In Emily Schultz’s The Blondes, women’s preoccupation with hair (especially blonde hair) plays a major role. But there is, of course, something deeper going on here. And it is through the protagonist Hazel Hayes that these deeper meanings are explored.
Hazel is a somewhat innocent yet resourceful young woman working on her dissertation in aesthetology, or the study of looking, at New York University when a viral pandemic hits the city.
The pandemic has a global reach, and it comes to be known as The Blonde Fury because it afflicts only women (of any race, age, and background) who have blonde hair, dyed or natural. Once afflicted, the women become enraged and viciously attack bystanders within their reach. The frightening thing is that you cannot tell if a woman (or a girl child) has this disease until she explodes into violence.
Hazel is a witness to such an attack on the New York subway. At the time she doesn’t know about the pandemic. In the days following, reports of other attacks make the news, and Hazel begins to see a pattern of the outbreak that is taking place around her. In studying a map of the city, she comes to realize that she is living in the centre of New York’s afflicted neighbourhoods.
She then has to decide what she should do next: leave NYC, or stay? A decision compounded by the fact that she is now pregnant; an outcome of an affair with her thesis supervisor.
Fear & Survival amidst the Pandemic

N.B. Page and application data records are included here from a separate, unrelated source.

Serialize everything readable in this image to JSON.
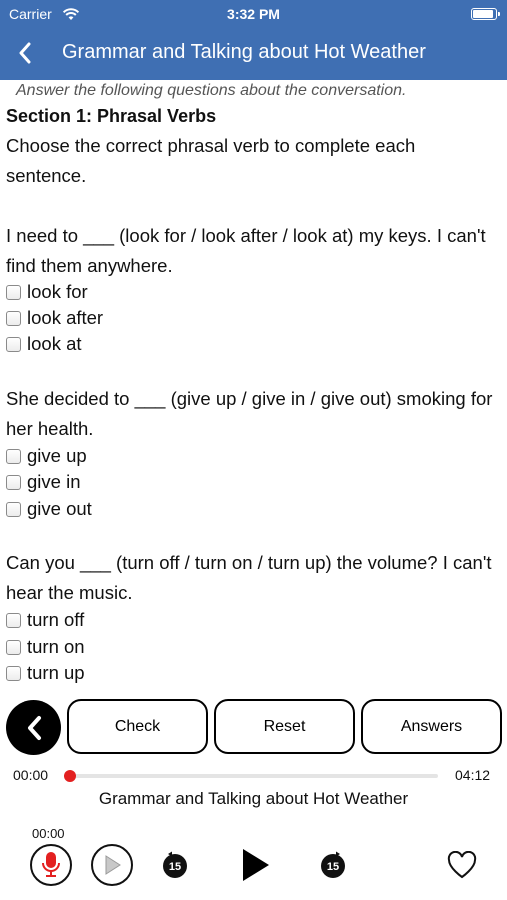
{
  "status_bar": {
    "carrier": "Carrier",
    "time": "3:32 PM"
  },
  "nav": {
    "title": "Grammar and Talking about Hot Weather",
    "back_icon": "chevron-left-icon"
  },
  "content": {
    "instruction": "Answer the following questions about the conversation.",
    "section_title": "Section 1: Phrasal Verbs",
    "section_desc": "Choose the correct phrasal verb to complete each sentence.",
    "questions": [
      {
        "text": "I need to ___ (look for / look after / look at) my keys. I can't find them anywhere.",
        "options": [
          "look for",
          "look after",
          "look at"
        ]
      },
      {
        "text": "She decided to ___ (give up / give in / give out) smoking for her health.",
        "options": [
          "give up",
          "give in",
          "give out"
        ]
      },
      {
        "text": "Can you ___ (turn off / turn on / turn up) the volume? I can't hear the music.",
        "options": [
          "turn off",
          "turn on",
          "turn up"
        ]
      }
    ]
  },
  "controls": {
    "check_label": "Check",
    "reset_label": "Reset",
    "answers_label": "Answers"
  },
  "player": {
    "current_time": "00:00",
    "total_time": "04:12",
    "progress": 0,
    "track_title": "Grammar and Talking about Hot Weather",
    "recording_time": "00:00",
    "skip_back_seconds": "15",
    "skip_forward_seconds": "15"
  },
  "colors": {
    "header": "#3f6fb3",
    "accent_red": "#e32020"
  }
}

What Emily Schultz captures so well in her novel is the ever-so-subtle fear seeping in as the pandemic unfolds. The fear of a specific group of people (blondes), the fear of dealing with the afflicted, the fear that comes from witnessing how the authorities deal with the afflicted and with those suspected of being afflicted.
Hazel experiences the brunt of authority only too well when she crosses the border into Canada and is quarantined at a Women’s Entry and Evaluation Centre (WEE) in Hamilton for eight weeks. Quarantine centres have sprouted up around the country, and this one is an elementary school converted into a series of rooms to house the dozens of women being held there. At one point, Hazel attempts an escape but, when caught, is placed in isolation, in a broom closet set up with a cot for sleeping. When alone there in the dark, she asks, “What’s going to happen to me?”
It is this sense of isolation and disconnection from others that weaves itself through the story. How do you deal with others when panic takes hold? Or when fear reshapes your perceptions of trust and connection? How do you hold on to values of compassion, security, and love? How can you save yourself?
The Blondes makes us ask these questions. It makes us wonder who we might turn to for help. To handle her situation, Hazel digs deep into her resourcefulness and in doing so give us a glimpse of what we might do when the world we know is changing around us so quickly.
I very much enjoyed reading The Blondes. And I grew very fond of Hazel. Her engaging and authentic voice brings you into her experience of surviving amidst the fury.